The second Persian occupation would be short-lived. In 332 BC, Alexander the Great and his army “liberated” Egypt from their Persian rulers. His Egyptian conquest was little more than a grand procession through the lands of the pharaohs. After being proclaimed the son of Zeus and founding a city that still bears his name today on the northern coast, Alexander left Egypt never to return. Like the Persians before him, Alexander chose to rule Egypt through a local ruler and took little interest in the region as he set off to conquer the rest of the Persian Empire.
The story of Ancient Egypt does not end with Alexander. One of his generals, Ptolemy, established a long-lasting dynasty after Alexander’s death.
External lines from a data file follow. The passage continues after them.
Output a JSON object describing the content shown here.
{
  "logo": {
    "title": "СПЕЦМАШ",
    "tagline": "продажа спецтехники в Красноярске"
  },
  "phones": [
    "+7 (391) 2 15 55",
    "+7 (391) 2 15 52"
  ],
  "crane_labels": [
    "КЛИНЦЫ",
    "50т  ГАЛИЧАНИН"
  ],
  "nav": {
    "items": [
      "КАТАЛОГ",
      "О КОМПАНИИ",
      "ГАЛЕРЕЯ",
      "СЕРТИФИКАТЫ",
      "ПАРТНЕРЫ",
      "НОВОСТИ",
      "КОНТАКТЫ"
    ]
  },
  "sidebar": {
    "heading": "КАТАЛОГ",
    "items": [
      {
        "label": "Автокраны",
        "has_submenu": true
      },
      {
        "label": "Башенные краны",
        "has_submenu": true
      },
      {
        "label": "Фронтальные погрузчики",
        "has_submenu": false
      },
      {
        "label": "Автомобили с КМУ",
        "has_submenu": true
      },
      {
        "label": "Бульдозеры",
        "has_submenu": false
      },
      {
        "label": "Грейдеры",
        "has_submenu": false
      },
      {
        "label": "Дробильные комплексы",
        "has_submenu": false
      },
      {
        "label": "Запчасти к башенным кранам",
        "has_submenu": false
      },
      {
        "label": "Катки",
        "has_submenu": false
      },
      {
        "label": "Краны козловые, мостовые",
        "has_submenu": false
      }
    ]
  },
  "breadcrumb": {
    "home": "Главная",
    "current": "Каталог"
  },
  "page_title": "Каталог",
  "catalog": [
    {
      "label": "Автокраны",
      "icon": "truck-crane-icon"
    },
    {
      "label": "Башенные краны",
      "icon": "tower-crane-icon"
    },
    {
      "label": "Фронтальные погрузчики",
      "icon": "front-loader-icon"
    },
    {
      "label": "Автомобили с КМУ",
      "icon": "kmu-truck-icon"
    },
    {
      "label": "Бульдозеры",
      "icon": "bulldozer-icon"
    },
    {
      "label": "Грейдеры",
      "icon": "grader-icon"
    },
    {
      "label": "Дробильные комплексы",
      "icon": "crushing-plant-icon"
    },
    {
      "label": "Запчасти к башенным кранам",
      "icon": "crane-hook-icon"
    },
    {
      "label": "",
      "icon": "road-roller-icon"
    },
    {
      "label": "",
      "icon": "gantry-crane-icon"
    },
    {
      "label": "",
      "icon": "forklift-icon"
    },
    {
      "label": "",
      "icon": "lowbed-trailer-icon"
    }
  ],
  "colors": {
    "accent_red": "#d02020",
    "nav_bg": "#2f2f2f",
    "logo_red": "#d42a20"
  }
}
The wars between Alexander’s successors, the Diadochi, waged for generations. Egypt would later fall under Roman dominion but those years are a topic for another day.
Okay, before we go let’s go over a few review questions to test your memory!
1. Which of the following was one of the most important keys to Ancient Egyptian civilization?
A. Embalming techniques
B. The Nile
C. The daily journey of Ra into Duat
The correct answer is B! The Nile was a hugely important aspect of life for the Ancient Egyptians, as it provided fertile land, faster trading, and speedy communication.
2. Which pharaoh built the first pyramid?
D. Rameses II
The correct answer is A! The idea behind the design of this first pyramid was to construct levels of mastaba, traditional tombs, on top of one another to form a staircase to the sky.
3. What era is considered the highpoint of Ancient Egypt?
A. Old Kingdom
B. Middle Kingdom
C. New Kingdom
D. Second Intermediate
The correct answer is C! The New Kingdom was a period of sustained prosperity and stability. This period more than others is far better understood by scholars thanks to the survival of records and artifacts from the time.
Okay, that’s all for this review! Thanks for watching, and happy studying!